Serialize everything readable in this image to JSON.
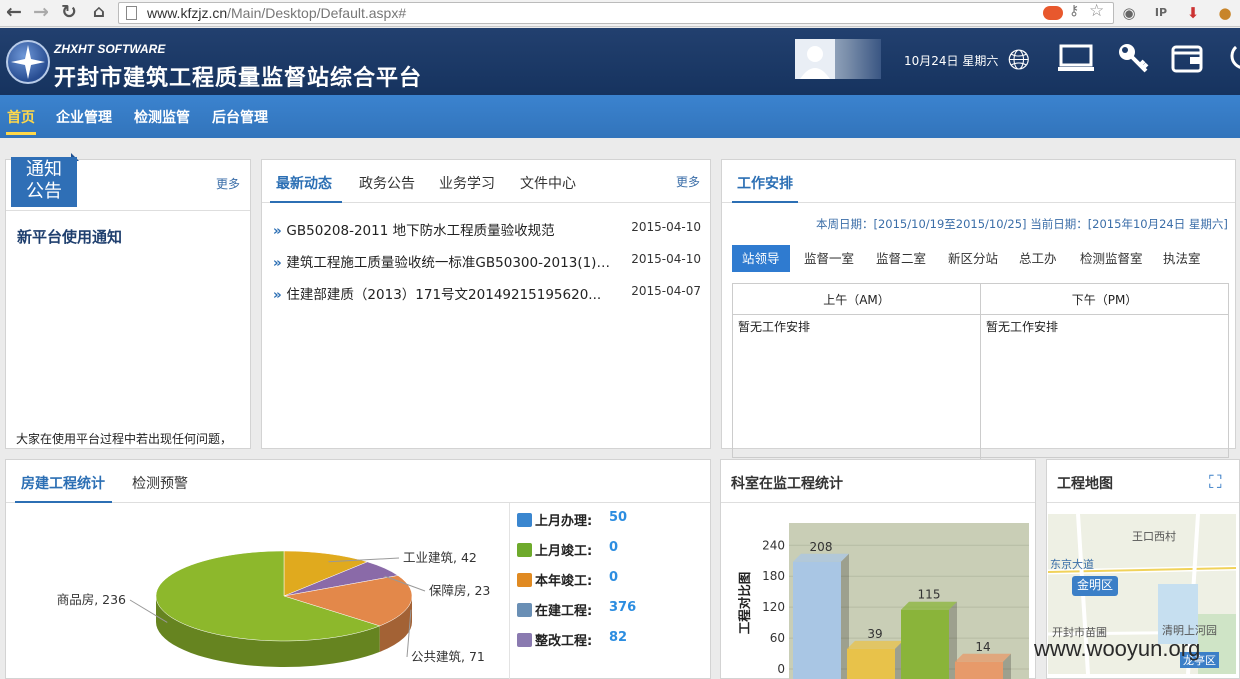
{
  "browser": {
    "url_host": "www.kfzjz.cn",
    "url_path": "/Main/Desktop/Default.aspx#"
  },
  "header": {
    "brand_sub": "ZHXHT SOFTWARE",
    "title": "开封市建筑工程质量监督站综合平台",
    "date": "10月24日  星期六"
  },
  "nav": {
    "items": [
      "首页",
      "企业管理",
      "检测监管",
      "后台管理"
    ]
  },
  "notice": {
    "badge_line1": "通知",
    "badge_line2": "公告",
    "more": "更多",
    "title": "新平台使用通知",
    "body": "大家在使用平台过程中若出现任何问题，"
  },
  "news": {
    "tabs": [
      "最新动态",
      "政务公告",
      "业务学习",
      "文件中心"
    ],
    "more": "更多",
    "items": [
      {
        "title": "GB50208-2011 地下防水工程质量验收规范",
        "date": "2015-04-10"
      },
      {
        "title": "建筑工程施工质量验收统一标准GB50300-2013(1)2...",
        "date": "2015-04-10"
      },
      {
        "title": "住建部建质（2013）171号文20149215195620...",
        "date": "2015-04-07"
      }
    ]
  },
  "schedule": {
    "tab": "工作安排",
    "range": "本周日期：[2015/10/19至2015/10/25] 当前日期：[2015年10月24日  星期六]",
    "depts": [
      "站领导",
      "监督一室",
      "监督二室",
      "新区分站",
      "总工办",
      "检测监督室",
      "执法室"
    ],
    "am_header": "上午（AM）",
    "pm_header": "下午（PM）",
    "am_value": "暂无工作安排",
    "pm_value": "暂无工作安排"
  },
  "stats": {
    "tabs": [
      "房建工程统计",
      "检测预警"
    ],
    "rows": [
      {
        "label": "上月办理:",
        "value": "50",
        "color": "#3a86cf"
      },
      {
        "label": "上月竣工:",
        "value": "0",
        "color": "#6eaa2c"
      },
      {
        "label": "本年竣工:",
        "value": "0",
        "color": "#e08a22"
      },
      {
        "label": "在建工程:",
        "value": "376",
        "color": "#6a8fb5"
      },
      {
        "label": "整改工程:",
        "value": "82",
        "color": "#8a7ab0"
      }
    ]
  },
  "chart_data": [
    {
      "type": "pie",
      "labels": [
        "商品房",
        "工业建筑",
        "保障房",
        "公共建筑"
      ],
      "values": [
        236,
        42,
        23,
        71
      ],
      "label_texts": [
        "商品房, 236",
        "工业建筑, 42",
        "保障房, 23",
        "公共建筑, 71"
      ],
      "colors": [
        "#8db82c",
        "#e0aa1e",
        "#8a6aa8",
        "#e3884a"
      ]
    },
    {
      "type": "bar",
      "title": "科室在监工程统计",
      "ylabel": "工程对比图",
      "ticks": [
        0,
        60,
        120,
        180,
        240
      ],
      "ylim": [
        0,
        260
      ],
      "values": [
        208,
        39,
        115,
        14
      ],
      "colors": [
        "#a9c6e4",
        "#e8c24a",
        "#8ab43a",
        "#e79a6a"
      ]
    }
  ],
  "map": {
    "title": "工程地图",
    "labels": [
      "王口西村",
      "东京大道",
      "金明区",
      "开封市苗圃",
      "清明上河园",
      "龙亭区"
    ]
  },
  "watermark": "www.wooyun.org"
}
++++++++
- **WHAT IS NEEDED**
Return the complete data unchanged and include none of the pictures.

- **SOLUTION TO THE EXERCISE**
Serialize everything readable in this image to JSON.
{
  "browser": {
    "url_host": "www.kfzjz.cn",
    "url_path": "/Main/Desktop/Default.aspx#"
  },
  "header": {
    "brand_sub": "ZHXHT SOFTWARE",
    "title": "开封市建筑工程质量监督站综合平台",
    "date": "10月24日  星期六"
  },
  "nav": {
    "items": [
      "首页",
      "企业管理",
      "检测监管",
      "后台管理"
    ]
  },
  "notice": {
    "badge_line1": "通知",
    "badge_line2": "公告",
    "more": "更多",
    "title": "新平台使用通知",
    "body": "大家在使用平台过程中若出现任何问题，"
  },
  "news": {
    "tabs": [
      "最新动态",
      "政务公告",
      "业务学习",
      "文件中心"
    ],
    "more": "更多",
    "items": [
      {
        "title": "GB50208-2011 地下防水工程质量验收规范",
        "date": "2015-04-10"
      },
      {
        "title": "建筑工程施工质量验收统一标准GB50300-2013(1)2...",
        "date": "2015-04-10"
      },
      {
        "title": "住建部建质（2013）171号文20149215195620...",
        "date": "2015-04-07"
      }
    ]
  },
  "schedule": {
    "tab": "工作安排",
    "range": "本周日期：[2015/10/19至2015/10/25] 当前日期：[2015年10月24日  星期六]",
    "depts": [
      "站领导",
      "监督一室",
      "监督二室",
      "新区分站",
      "总工办",
      "检测监督室",
      "执法室"
    ],
    "am_header": "上午（AM）",
    "pm_header": "下午（PM）",
    "am_value": "暂无工作安排",
    "pm_value": "暂无工作安排"
  },
  "stats": {
    "tabs": [
      "房建工程统计",
      "检测预警"
    ],
    "rows": [
      {
        "label": "上月办理:",
        "value": "50",
        "color": "#3a86cf"
      },
      {
        "label": "上月竣工:",
        "value": "0",
        "color": "#6eaa2c"
      },
      {
        "label": "本年竣工:",
        "value": "0",
        "color": "#e08a22"
      },
      {
        "label": "在建工程:",
        "value": "376",
        "color": "#6a8fb5"
      },
      {
        "label": "整改工程:",
        "value": "82",
        "color": "#8a7ab0"
      }
    ]
  },
  "chart_data": [
    {
      "type": "pie",
      "labels": [
        "商品房",
        "工业建筑",
        "保障房",
        "公共建筑"
      ],
      "values": [
        236,
        42,
        23,
        71
      ],
      "label_texts": [
        "商品房, 236",
        "工业建筑, 42",
        "保障房, 23",
        "公共建筑, 71"
      ],
      "colors": [
        "#8db82c",
        "#e0aa1e",
        "#8a6aa8",
        "#e3884a"
      ]
    },
    {
      "type": "bar",
      "title": "科室在监工程统计",
      "ylabel": "工程对比图",
      "ticks": [
        0,
        60,
        120,
        180,
        240
      ],
      "ylim": [
        0,
        260
      ],
      "values": [
        208,
        39,
        115,
        14
      ],
      "colors": [
        "#a9c6e4",
        "#e8c24a",
        "#8ab43a",
        "#e79a6a"
      ]
    }
  ],
  "map": {
    "title": "工程地图",
    "labels": [
      "王口西村",
      "东京大道",
      "金明区",
      "开封市苗圃",
      "清明上河园",
      "龙亭区"
    ]
  },
  "watermark": "www.wooyun.org"
}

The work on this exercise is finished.